but they can get people killed.
Suzie’s post yesterday is about one of those first level issues that are much more important than the election campaign squabbling I’ve been dealing with. If you haven’t read it yet and donated, it’s very important and is a chance to do something real about the world.
The point about what we can do for people in another country where our best intentions are thwarted by politics and the history of the West in the Middle East came up at Digby’s blog. The issue is one we’ve discussed here a lot, the murder of a young woman that goes by the obscene non sequitur, “honor killing” Here’s one of my comments lightly edited.
You might be too young to remember the dispute of PBS showing the film "Death of a Princess" about the beheading of a young woman living somewhere among the royalty of the House of Saud and her lover. There were all kinds of threats about retaliation from Saudi Arabia, mostly taken by people at the time to mean another 1970s style oil crisis. I remember all the talk about "understanding their culture" by those who advocated PBS be stopped from showing it. Well, I heard Elizabeth Drew say that she thought the Saudis should be told that in our culture you don't censor the news media, that’s our culture. I thought it was one of the more intelligent points made in the arguments about the issue. The Saudi aristocracy, much more of an enemy of the people who they rule over than they are to us, had a potent tool to use, an implied oil embargo. We don't even have that to enforce our ideas in a case like this.
The murder of women like this is a crime against humanity, it's terrible and it's disgusting and outrageous. What do you propose we do about it? I mean what do you propose that will actually do, to do something for these women, not what will allow us to pretend that our outraged words, full of moral indignation and reason, will have any effect at all. And those reasonable and justified words don't stand alone, they are sent out in a sea of racism, imperialism, counterproductive religious invective, etc. When they get over there the most enlightened Western words are tainted with the Sam Harris and the neo-con kind of crap.
Has anyone here asked some Islamic feminists what they think? Some actually living in the middle east instead of some white man in a college town in the United States? I'm sure you'll get different and conflicting opinions from them, some probably in line with what I'd disagree with. But I am a white man in the United States, I don't have to live with the consequences that could flow from whatever other people here do. Women in the middle east, who have the advantage of knowing the first thing about their own situations, have more information that any one else does. They're the go to people on this issue.

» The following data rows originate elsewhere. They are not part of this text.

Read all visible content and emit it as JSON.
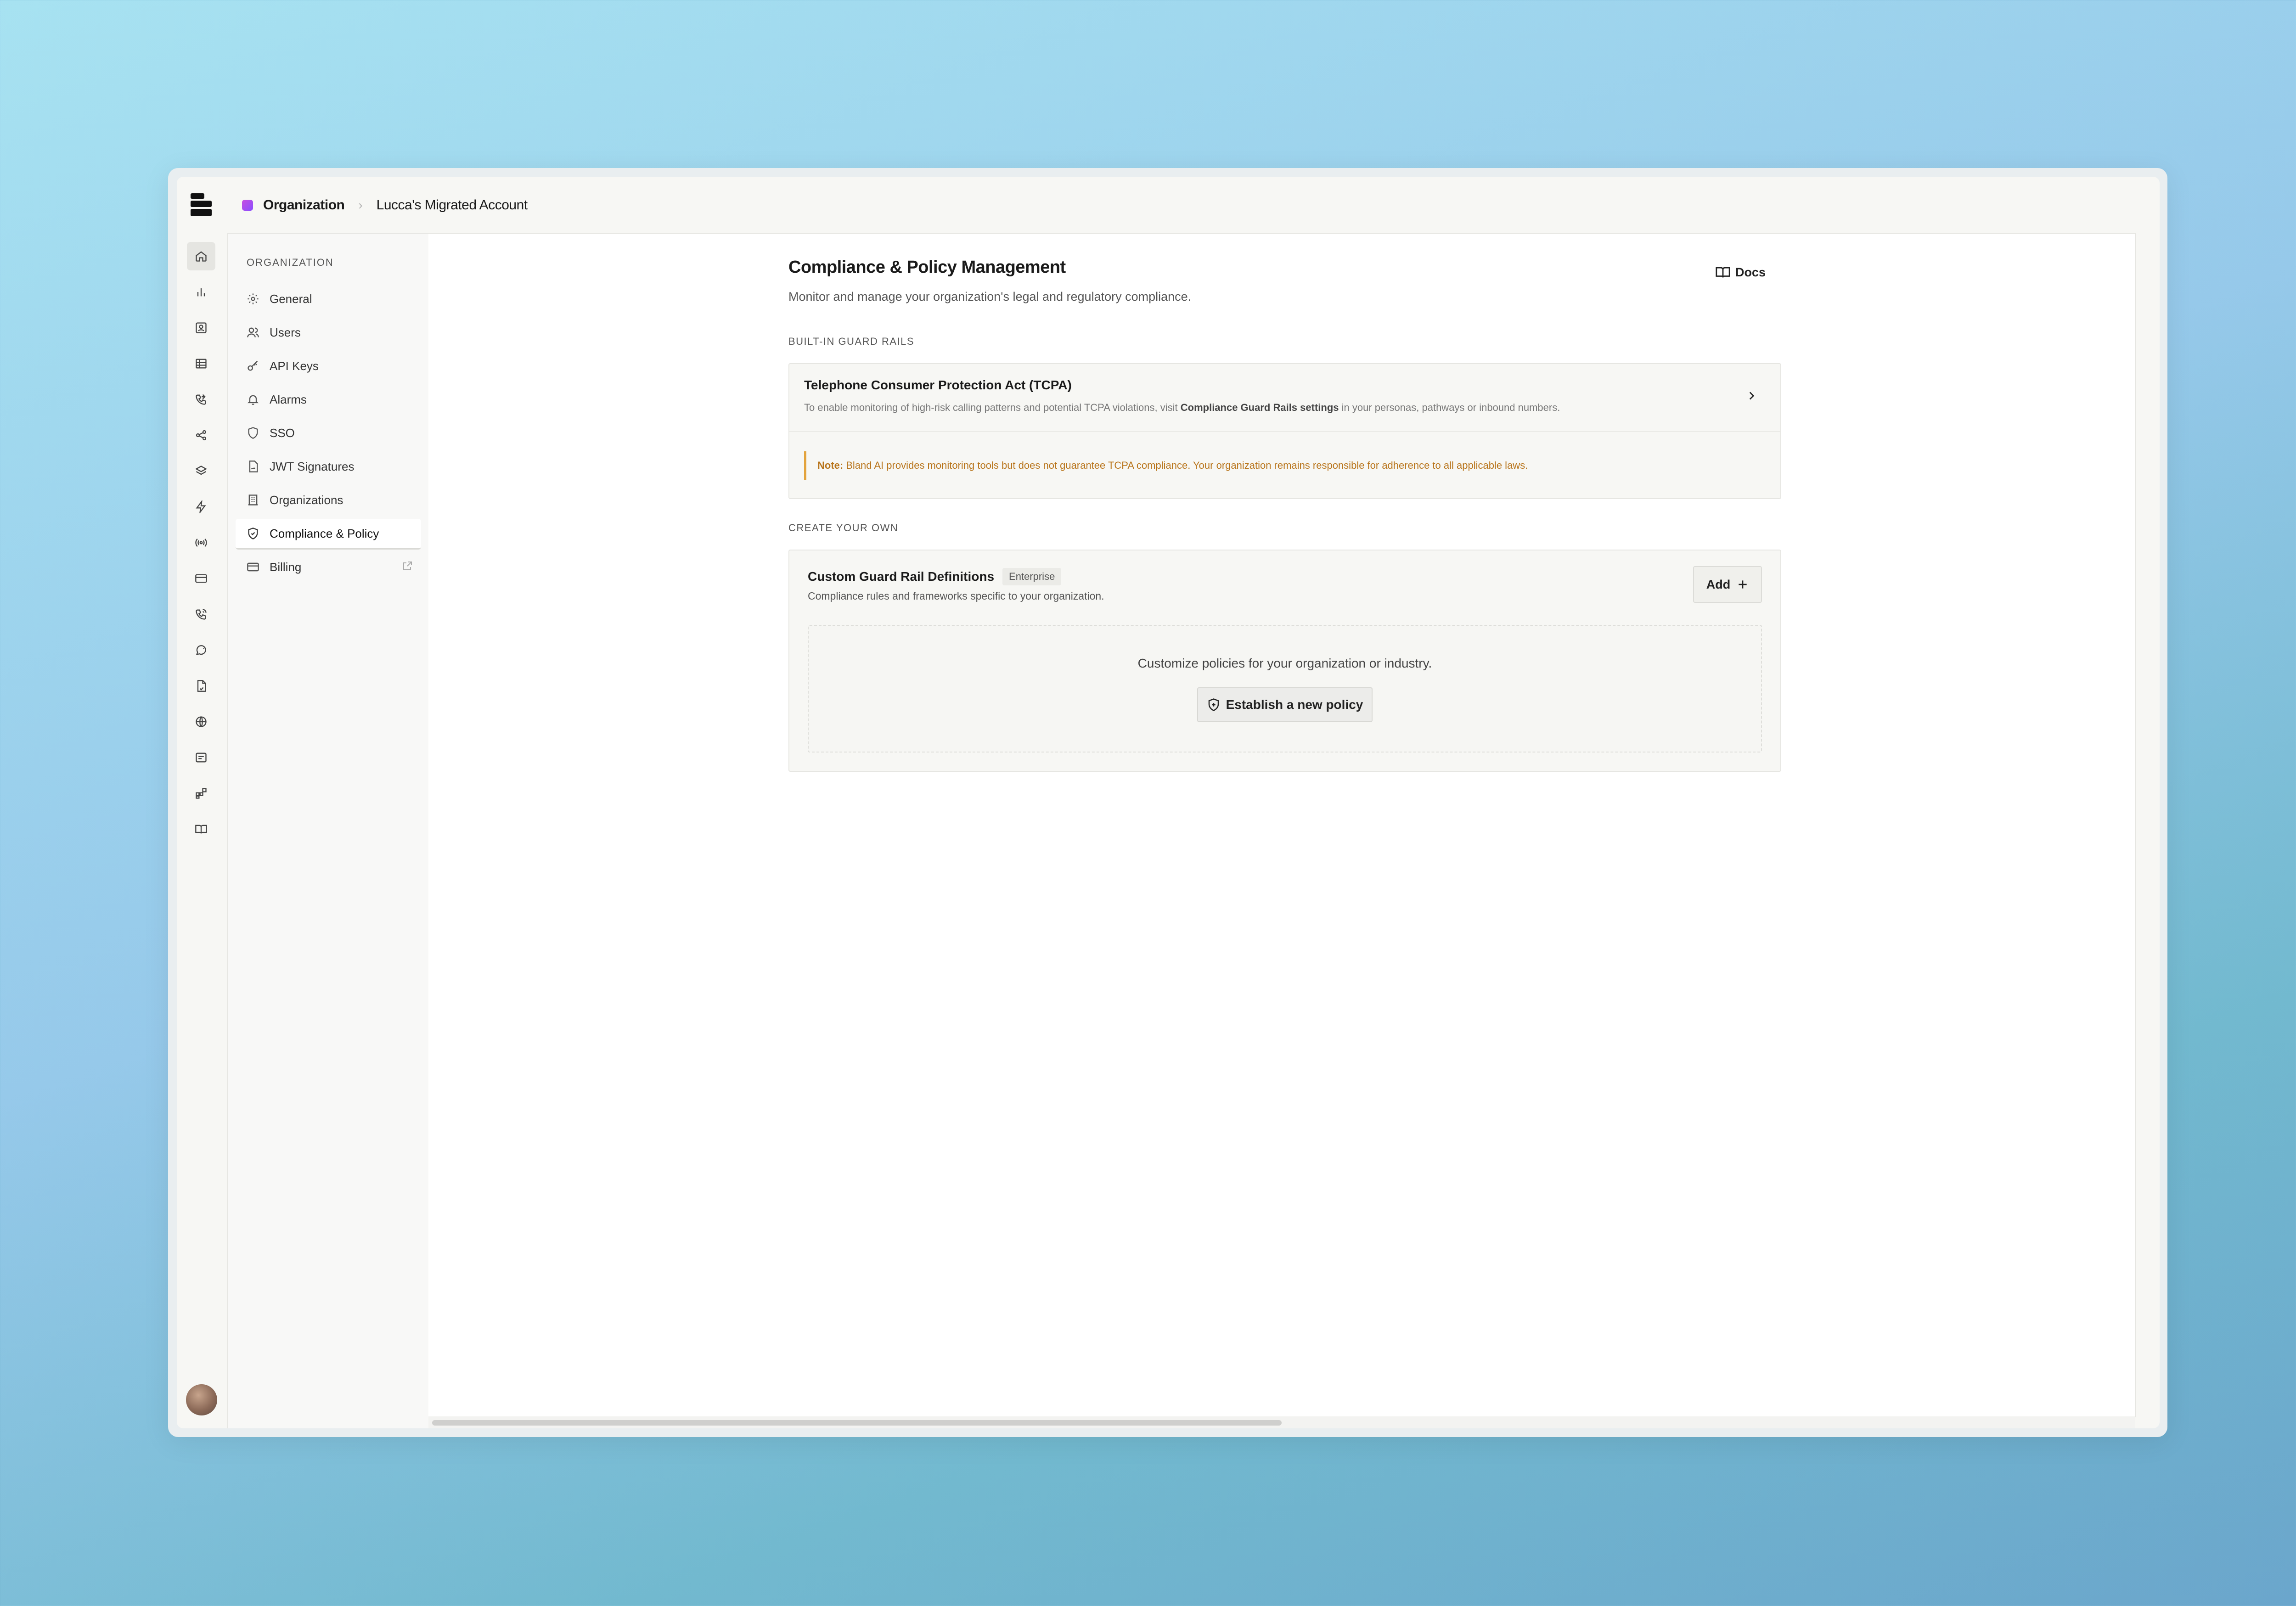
{
  "breadcrumb": {
    "organization": "Organization",
    "account": "Lucca's Migrated Account",
    "separator": "›"
  },
  "rail_icons": [
    "home-icon",
    "bar-chart-icon",
    "contact-card-icon",
    "table-icon",
    "phone-forward-icon",
    "share-nodes-icon",
    "layers-icon",
    "lightning-icon",
    "broadcast-icon",
    "credit-card-icon",
    "phone-call-icon",
    "chat-bubble-icon",
    "document-icon",
    "globe-icon",
    "message-square-icon",
    "widgets-icon",
    "book-icon"
  ],
  "sidebar": {
    "heading": "ORGANIZATION",
    "items": [
      {
        "label": "General",
        "icon": "gear-icon"
      },
      {
        "label": "Users",
        "icon": "users-icon"
      },
      {
        "label": "API Keys",
        "icon": "key-icon"
      },
      {
        "label": "Alarms",
        "icon": "bell-icon"
      },
      {
        "label": "SSO",
        "icon": "shield-icon"
      },
      {
        "label": "JWT Signatures",
        "icon": "file-signature-icon"
      },
      {
        "label": "Organizations",
        "icon": "building-icon"
      },
      {
        "label": "Compliance & Policy",
        "icon": "shield-check-icon",
        "active": true
      },
      {
        "label": "Billing",
        "icon": "credit-card-icon",
        "external": true
      }
    ]
  },
  "main": {
    "title": "Compliance & Policy Management",
    "subtitle": "Monitor and manage your organization's legal and regulatory compliance.",
    "docs_label": "Docs",
    "builtin_label": "BUILT-IN GUARD RAILS",
    "tcpa": {
      "title": "Telephone Consumer Protection Act (TCPA)",
      "desc_pre": "To enable monitoring of high-risk calling patterns and potential TCPA violations, visit ",
      "desc_bold": "Compliance Guard Rails settings",
      "desc_post": " in your personas, pathways or inbound numbers.",
      "note_label": "Note:",
      "note_text": "Bland AI provides monitoring tools but does not guarantee TCPA compliance. Your organization remains responsible for adherence to all applicable laws."
    },
    "create_label": "CREATE YOUR OWN",
    "custom": {
      "title": "Custom Guard Rail Definitions",
      "badge": "Enterprise",
      "desc": "Compliance rules and frameworks specific to your organization.",
      "add_label": "Add",
      "empty_text": "Customize policies for your organization or industry.",
      "establish_label": "Establish a new policy"
    }
  },
  "colors": {
    "accent_note": "#e3a33c",
    "note_text": "#b8741a",
    "org_dot": "#b04fe8"
  }
}
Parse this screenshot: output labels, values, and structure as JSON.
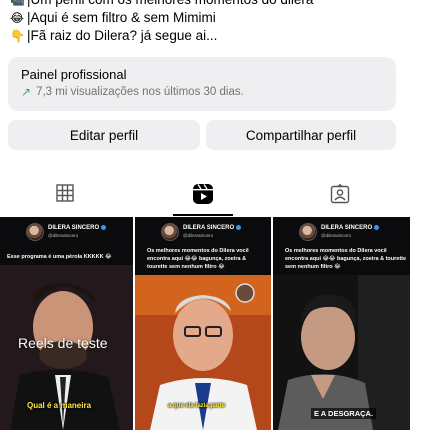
{
  "bio": {
    "lines": [
      {
        "icon": "camera-icon",
        "glyph": "📹",
        "text": "|Um perfil com os melhores momentos do dilera"
      },
      {
        "icon": "laughing-emoji-icon",
        "glyph": "😂",
        "text": "|Aqui é sem filtro & sem Mimimi"
      },
      {
        "icon": "pointing-hand-icon",
        "glyph": "👇",
        "text": "|Fã raiz do Dilera? já segue ai..."
      }
    ]
  },
  "panel": {
    "title": "Painel profissional",
    "subtitle": "7,3 mi visualizações nos últimos 30 dias.",
    "trend_icon": "trend-up-icon",
    "trend_color": "#2fb36b"
  },
  "buttons": {
    "edit": "Editar perfil",
    "share": "Compartilhar perfil"
  },
  "tabs": [
    {
      "name": "grid",
      "icon": "grid-icon"
    },
    {
      "name": "reels",
      "icon": "reels-icon",
      "active": true
    },
    {
      "name": "tagged",
      "icon": "tagged-icon"
    }
  ],
  "reels": [
    {
      "account": "DILERA SINCERO",
      "handle": "@dilerasincero",
      "caption": "Esse programa é uma pérola KKKKK 😂",
      "overlay_title": "Reels de teste",
      "subtitle": "Qual é a maneira"
    },
    {
      "account": "DILERA SINCERO",
      "handle": "@dilerasincero",
      "caption": "Os melhores momentos do Dilera você encontra aqui 😂😂 bagunça, zoeira & tourette sem nenhum filtro 😂",
      "subtitle": "a que ela fazia parte"
    },
    {
      "account": "DILERA SINCERO",
      "handle": "@dilerasincero",
      "caption": "Os melhores momentos do Dilera você encontra aqui 😂😂 bagunça, zoeira & tourette sem nenhum filtro 😂",
      "subtitle": "E A DESGRAÇA."
    }
  ],
  "colors": {
    "panel_bg": "#efeff1",
    "verified": "#3897f0",
    "subtitle_yellow": "#ffeb3b"
  }
}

I don't see what people who witnessed the reaction to those stupid anti-Islamic cartoons don't get. They don't care what we think, though they obviously can care about what we say. Our ability to influence their societies for the good is a lot weaker than our ability to piss them off stupendously and a lot of people get killed when that happens. Islam-baiting is certainly a way to get that accomplished. I can speculate what the assholes here who indulge themselves that way get out of it, they're the only ones who do get something out of it. But I don't know why any decent adult would want to get that out of a situation that gets people killed. I don't count them as among the enlightened.